There was a very good post  recently over at “Becoming Minimalist” entitled “How To Slow Down Your Family’s Schedule” which did a great job in pointing out some of the problems with over-scheduling children in our world. I wrote a post some time ago about choosing time outside the home wisely.  In that article I mentioned several points, specifically in reference to the homeschooling community, where because children are not out at school all day, parents often feel the need to get their children out after homeschooling is done.  Here are a few of the discussion points:

  • I don’t think children under 12 need anything, although many parents of 11-12 year old girls have told me they felt their girls “needed something to do” whereas boys seemed to not care until age 14 or so.
  • Teens ages 13-15, somewhere in that time frame, really do seem to need something.  If you haven’t overloaded them with activities up until this point, then adding one or two activities may seem like enough to them.
  • Families with one child seem to vary on how they approach things – read the comments from the previous blog post.
  • Families with four or more children seem to pick activities where all children can participate at once, whereas families with one to three children seem to run around a lot more with the children all doing separate activities!
  • The DRIVER (parent) is often the one who is tired out!
  • Many parents noted they would love to stay home and have informal play with other children, but no children  are at  home in their neighborhood or they may live far out in the country and there are no children.  Children are interacting in structured activities these days, not in playing street games, tag and riding bikes like thirty years or so ago.

I think it could possibly take a full-on public health campaign in the United States to really change the perception of parents that there is value in UNSTRUCTURED play and to not sign their children up for every activity.  I am so glad to know so many of you are trendsetters and are pointing the way toward family being home!

If you want to pare down your schedule, here is a list of suggestions that other parents have told me works:

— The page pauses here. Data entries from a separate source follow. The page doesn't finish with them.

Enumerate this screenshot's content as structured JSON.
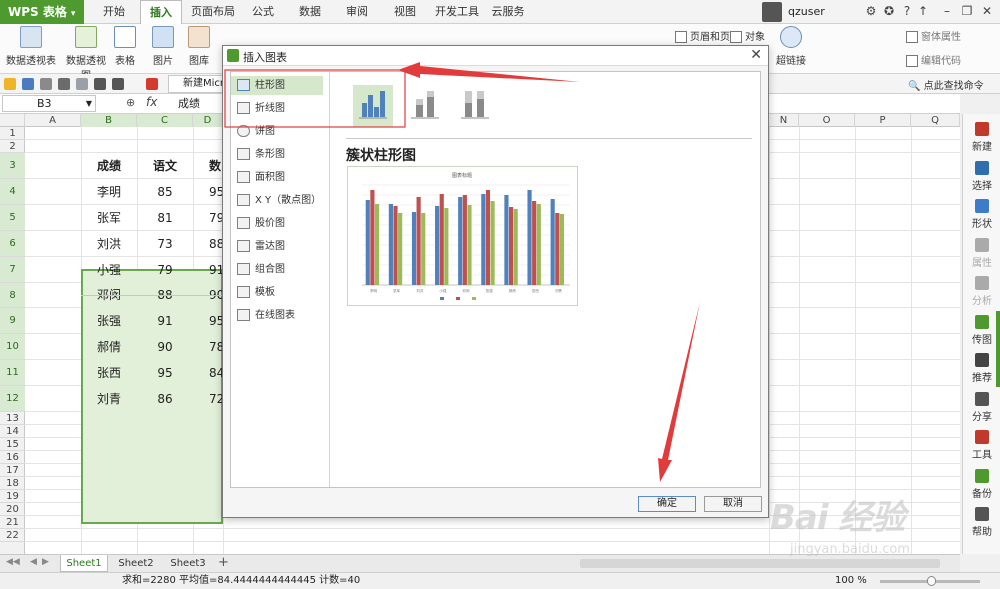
{
  "app": {
    "title": "WPS 表格",
    "user": "qzuser"
  },
  "menu": {
    "tabs": [
      "开始",
      "插入",
      "页面布局",
      "公式",
      "数据",
      "审阅",
      "视图",
      "开发工具",
      "云服务"
    ],
    "active_tab": "插入"
  },
  "ribbon": {
    "items": [
      "数据透视表",
      "数据透视图",
      "表格",
      "图片",
      "图库",
      "超链接"
    ],
    "right_items": [
      "页眉和页脚",
      "对象",
      "窗体属性",
      "编辑代码"
    ]
  },
  "quickbar": {
    "doc_tab": "新建Micro",
    "find_label": "点此查找命令"
  },
  "formula": {
    "cell_ref": "B3",
    "fx": "fx",
    "value": "成绩"
  },
  "sheet": {
    "columns": [
      "A",
      "B",
      "C",
      "D",
      "N",
      "O",
      "P",
      "Q"
    ],
    "rows": [
      "1",
      "2",
      "3",
      "4",
      "5",
      "6",
      "7",
      "8",
      "9",
      "10",
      "11",
      "12",
      "13",
      "14",
      "15",
      "16",
      "17",
      "18",
      "19",
      "20",
      "21",
      "22"
    ],
    "header_row": [
      "成绩",
      "语文",
      "数学"
    ],
    "names": [
      "李明",
      "张军",
      "刘洪",
      "小强",
      "邓闵",
      "张强",
      "郝倩",
      "张西",
      "刘青"
    ],
    "chinese": [
      "85",
      "81",
      "73",
      "79",
      "88",
      "91",
      "90",
      "95",
      "86"
    ],
    "math_partial": [
      "95",
      "79",
      "88",
      "91",
      "90",
      "95",
      "78",
      "84",
      "72"
    ]
  },
  "sheet_tabs": {
    "tabs": [
      "Sheet1",
      "Sheet2",
      "Sheet3"
    ],
    "active": "Sheet1",
    "add": "+"
  },
  "status": {
    "text": "求和=2280  平均值=84.4444444444445  计数=40",
    "zoom": "100 %"
  },
  "sidebar": {
    "items": [
      "新建",
      "选择",
      "形状",
      "属性",
      "分析",
      "传图",
      "推荐",
      "分享",
      "工具",
      "备份",
      "帮助"
    ]
  },
  "dialog": {
    "title": "插入图表",
    "close": "✕",
    "chart_types": [
      "柱形图",
      "折线图",
      "饼图",
      "条形图",
      "面积图",
      "X Y（散点图）",
      "股价图",
      "雷达图",
      "组合图",
      "模板",
      "在线图表"
    ],
    "active_type": "柱形图",
    "subtype_name": "簇状柱形图",
    "preview_title": "图表标题",
    "preview_categories": [
      "李明",
      "张军",
      "刘洪",
      "小强",
      "邓闵",
      "张强",
      "郝倩",
      "张西",
      "刘青"
    ],
    "ok": "确定",
    "cancel": "取消"
  },
  "watermark": {
    "brand": "Bai 经验",
    "sub": "jingyan.baidu.com"
  },
  "colors": {
    "accent_green": "#4e9a2f",
    "selection_fill": "#e2f0d9",
    "arrow_red": "#e23b3b",
    "series1": "#4f81bd",
    "series2": "#c0504d",
    "series3": "#9bbb59"
  }
}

Discount activities that meet over the dinner hour.  Don’t be so willing to trade a structured, led by an adult outside your home for the benefits of the family dinner hour.  (and there are many benefits; there have been studies).

Let each child pick ONE thing per semester.  Many things now, at least in the United States, seem to run all year round, but see what you can find.

Delay the starting ages for doing activities outside the home.  “In our family, you get to pick an activity to do outside the home when you are “X” years old.”

Figure out when is YOUR day with your children if you are really busy with activities.  How many days do YOU need to be home to feel happy, to have the house the way you want it, etc.

You can try my method:  I put a big X over certain days of the week and do not allow myself to schedule anything on those days.  I have talked about this is in back posts.

Can you let go of guilt?  Every article, including the “Becoming Minimalist” post above, mentions how wonderful free, unstructured play with other children is, yet most parents say there are no children to play with!  Can you feel okay with your child playing by themselves or with their siblings for many days of the week?

The reality is that most homeschooling parents, at least most Waldorf or holistic homeschooling parents, do not want to be out every day and see the value in being home.  They see the value in space and time for development.

I think part of the problem is that most parents are working, and therefore no one is home and the child has to be somewhere.  Also, the ending time of school can vary and take away the down time of the afternoon.  For example, the middle school (grades 6-8) in my area get home around 5 PM, at which time they must eat and do homework.  So, part of this question I think becomes what do we do until economics – attitudes- amount of homework changes? A  tall social order!

Love to hear your thoughts and your thoughts on the “Becoming Minimalist” blog post.